At this time of year, silk oaks are blooming and their orange flowers put on a brilliant display. They look like giant toothbrushes, or rather groups of flowers look like that, for the toothbrushes are made up of many individual flowers. The flowers themselves are popular with birds, bees and other insects, but both the flowers and wood can cause allergic reactions so have to be handled with caution.
I was taking photos of birds in the yard – northern cardinals, Japanese white-eyes, and saffron finches – when I noticed that I wasn’t the only one watching them intently. A neighbor’s black cat was following their every move, until it realized that it wasn’t the only one doing that.
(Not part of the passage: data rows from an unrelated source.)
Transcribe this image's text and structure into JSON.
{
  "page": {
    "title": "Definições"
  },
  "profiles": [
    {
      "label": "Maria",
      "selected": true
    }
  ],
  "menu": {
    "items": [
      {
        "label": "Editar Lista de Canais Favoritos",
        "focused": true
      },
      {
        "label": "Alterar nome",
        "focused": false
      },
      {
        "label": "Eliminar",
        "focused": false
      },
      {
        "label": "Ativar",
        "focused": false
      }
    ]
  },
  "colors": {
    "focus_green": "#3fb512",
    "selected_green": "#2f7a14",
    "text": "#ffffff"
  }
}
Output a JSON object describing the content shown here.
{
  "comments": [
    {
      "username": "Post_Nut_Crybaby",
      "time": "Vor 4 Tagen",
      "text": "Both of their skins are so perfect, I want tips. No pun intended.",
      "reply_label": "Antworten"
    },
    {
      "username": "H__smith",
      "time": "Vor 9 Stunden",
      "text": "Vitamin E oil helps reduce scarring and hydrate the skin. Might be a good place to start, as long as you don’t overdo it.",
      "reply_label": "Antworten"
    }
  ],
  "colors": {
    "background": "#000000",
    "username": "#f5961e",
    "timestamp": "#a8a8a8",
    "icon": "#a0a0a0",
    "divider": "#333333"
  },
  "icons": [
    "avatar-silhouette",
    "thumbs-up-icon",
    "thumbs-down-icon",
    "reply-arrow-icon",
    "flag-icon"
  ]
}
Then it turned its stare on me.
A variety of reef fish – including yellow tang, goldring surgeonfish, whitebar surgeonfish, brassy chub, and ember parrotfish – forage on a shallow rocky shelf.
The setting sun illuminates wispy clouds over Hualalai, as seen from the scrubby pasture lands alongside old Saddle Road.
This week’s Sunday Stills challenge theme is ‘Giving.’ See more offerings here.
I saw these fishermen early one morning, heading out from Kawaihae harbor, no doubt hoping that the ocean was in a giving mood.
The long-tailed blue butterfly (Lampides boeticus) is believed to have been accidentally introduced to Hawaii in the 1880s. Accidental or not, it wasn’t a good thing. Its common name, bean butterfly, gives a clue as to the problem. It damages a wide variety of bean and pea plants, both domestic and commercial.
These photos were taken on the Puna Coast Trail in Hawaii Volcanoes National Park. The plant is Vigna marina or beach pea, an indigenous plant that grows well in the harsh, exposed coastal area that the trail passes through.
I saw a little group of ducks on a small reservoir near Hapuna. Most are ring-necked ducks, the bird on the right in the top photo being a male, and the two birds on the left below, being females. The odd one out is the bird on the left in the top photo and on the right below. That’s a female lesser scaup.
According to my bird book, a small number of lesser scaups migrate to Hawaii every year, but ring-necked ducks are considered uncommon visitors.
Thanks to birdforum.net for help with the identification of the female lesser scaup.